§ **Assigned task**: Return each line of the records below in which the string "Parameters" turns up.

[Material for this exercise Boundary: Start]

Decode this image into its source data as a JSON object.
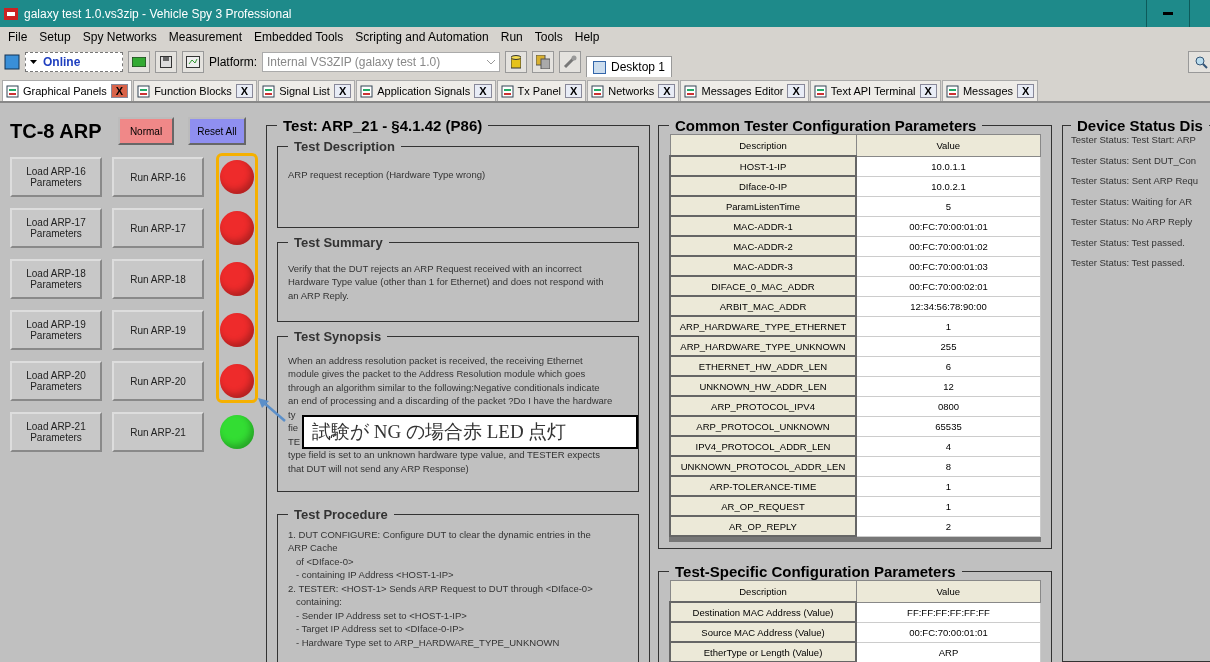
{
  "window": {
    "title": "galaxy test 1.0.vs3zip - Vehicle Spy 3 Professional"
  },
  "menu": [
    "File",
    "Setup",
    "Spy Networks",
    "Measurement",
    "Embedded Tools",
    "Scripting and Automation",
    "Run",
    "Tools",
    "Help"
  ],
  "toolbar": {
    "mode": "Online",
    "platform_label": "Platform:",
    "platform_value": "Internal VS3ZIP (galaxy test 1.0)",
    "desktop_tab": "Desktop 1"
  },
  "tabs": [
    {
      "label": "Graphical Panels",
      "close": "X",
      "selected": true
    },
    {
      "label": "Function Blocks",
      "close": "X",
      "selected": false
    },
    {
      "label": "Signal List",
      "close": "X",
      "selected": false
    },
    {
      "label": "Application Signals",
      "close": "X",
      "selected": false
    },
    {
      "label": "Tx Panel",
      "close": "X",
      "selected": false
    },
    {
      "label": "Networks",
      "close": "X",
      "selected": false
    },
    {
      "label": "Messages Editor",
      "close": "X",
      "selected": false
    },
    {
      "label": "Text API Terminal",
      "close": "X",
      "selected": false
    },
    {
      "label": "Messages",
      "close": "X",
      "selected": false
    }
  ],
  "panel": {
    "title": "TC-8 ARP",
    "buttons": [
      {
        "label": "Normal",
        "kind": "normal"
      },
      {
        "label": "Reset All",
        "kind": "reset"
      }
    ],
    "tests": [
      {
        "load": "Load ARP-16 Parameters",
        "run": "Run ARP-16",
        "color": "#ee2b2b"
      },
      {
        "load": "Load ARP-17 Parameters",
        "run": "Run ARP-17",
        "color": "#ee2b2b"
      },
      {
        "load": "Load ARP-18 Parameters",
        "run": "Run ARP-18",
        "color": "#ee2b2b"
      },
      {
        "load": "Load ARP-19 Parameters",
        "run": "Run ARP-19",
        "color": "#ee2b2b"
      },
      {
        "load": "Load ARP-20 Parameters",
        "run": "Run ARP-20",
        "color": "#ee2b2b"
      },
      {
        "load": "Load ARP-21 Parameters",
        "run": "Run ARP-21",
        "color": "#33dd33"
      }
    ]
  },
  "test": {
    "title": "Test: ARP_21  - §4.1.42 (P86)",
    "sections": [
      {
        "title": "Test Description",
        "lines": [
          "ARP request reception (Hardware Type wrong)"
        ]
      },
      {
        "title": "Test Summary",
        "lines": [
          "Verify that the DUT rejects an ARP Request received with an incorrect",
          "Hardware Type value (other than 1 for Ethernet) and does not respond with",
          "an ARP Reply."
        ]
      },
      {
        "title": "Test Synopsis",
        "lines": [
          "When an address resolution packet is received, the receiving Ethernet",
          "module gives the packet to the Address Resolution module which goes",
          "through an algorithm similar to the following:Negative conditionals indicate",
          "an end of processing and a discarding of the packet ?Do I have the hardware",
          "ty",
          "fie",
          "TE",
          "type field is set to an unknown hardware type value, and TESTER expects",
          "that DUT will not send any ARP Response)"
        ]
      },
      {
        "title": "Test Procedure",
        "lines": [
          "1. DUT CONFIGURE: Configure DUT to clear the dynamic entries in the",
          "ARP Cache",
          "   of <DIface-0>",
          "   - containing IP Address <HOST-1-IP>",
          "2. TESTER: <HOST-1> Sends ARP Request to DUT through <DIface-0>",
          "   containing:",
          "   - Sender IP Address set to <HOST-1-IP>",
          "   - Target IP Address set to <DIface-0-IP>",
          "   - Hardware Type set to ARP_HARDWARE_TYPE_UNKNOWN"
        ]
      }
    ]
  },
  "common_config": {
    "title": "Common Tester Configuration Parameters",
    "columns": [
      "Description",
      "Value"
    ],
    "rows": [
      [
        "HOST-1-IP",
        "10.0.1.1"
      ],
      [
        "DIface-0-IP",
        "10.0.2.1"
      ],
      [
        "ParamListenTime",
        "5"
      ],
      [
        "MAC-ADDR-1",
        "00:FC:70:00:01:01"
      ],
      [
        "MAC-ADDR-2",
        "00:FC:70:00:01:02"
      ],
      [
        "MAC-ADDR-3",
        "00:FC:70:00:01:03"
      ],
      [
        "DIFACE_0_MAC_ADDR",
        "00:FC:70:00:02:01"
      ],
      [
        "ARBIT_MAC_ADDR",
        "12:34:56:78:90:00"
      ],
      [
        "ARP_HARDWARE_TYPE_ETHERNET",
        "1"
      ],
      [
        "ARP_HARDWARE_TYPE_UNKNOWN",
        "255"
      ],
      [
        "ETHERNET_HW_ADDR_LEN",
        "6"
      ],
      [
        "UNKNOWN_HW_ADDR_LEN",
        "12"
      ],
      [
        "ARP_PROTOCOL_IPV4",
        "0800"
      ],
      [
        "ARP_PROTOCOL_UNKNOWN",
        "65535"
      ],
      [
        "IPV4_PROTOCOL_ADDR_LEN",
        "4"
      ],
      [
        "UNKNOWN_PROTOCOL_ADDR_LEN",
        "8"
      ],
      [
        "ARP-TOLERANCE-TIME",
        "1"
      ],
      [
        "AR_OP_REQUEST",
        "1"
      ],
      [
        "AR_OP_REPLY",
        "2"
      ]
    ]
  },
  "specific_config": {
    "title": "Test-Specific Configuration Parameters",
    "columns": [
      "Description",
      "Value"
    ],
    "rows": [
      [
        "Destination MAC Address (Value)",
        "FF:FF:FF:FF:FF:FF"
      ],
      [
        "Source MAC Address (Value)",
        "00:FC:70:00:01:01"
      ],
      [
        "EtherType or Length (Value)",
        "ARP"
      ]
    ]
  },
  "device_status": {
    "title": "Device Status Dis",
    "lines": [
      "Tester Status: Test Start: ARP",
      "Tester Status: Sent DUT_Con",
      "Tester Status: Sent ARP Requ",
      "Tester Status: Waiting for AR",
      "Tester Status: No ARP Reply",
      "Tester Status: Test passed.",
      "Tester Status: Test passed."
    ]
  },
  "callout": {
    "text": "試験が NG の場合赤 LED 点灯"
  }
}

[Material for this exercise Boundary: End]

§ **Response for this exercise**:
        "load": "Load ARP-16 Parameters",
        "load": "Load ARP-17 Parameters",
        "load": "Load ARP-18 Parameters",
        "load": "Load ARP-19 Parameters",
        "load": "Load ARP-20 Parameters",
        "load": "Load ARP-21 Parameters",
    "title": "Common Tester Configuration Parameters",
    "title": "Test-Specific Configuration Parameters",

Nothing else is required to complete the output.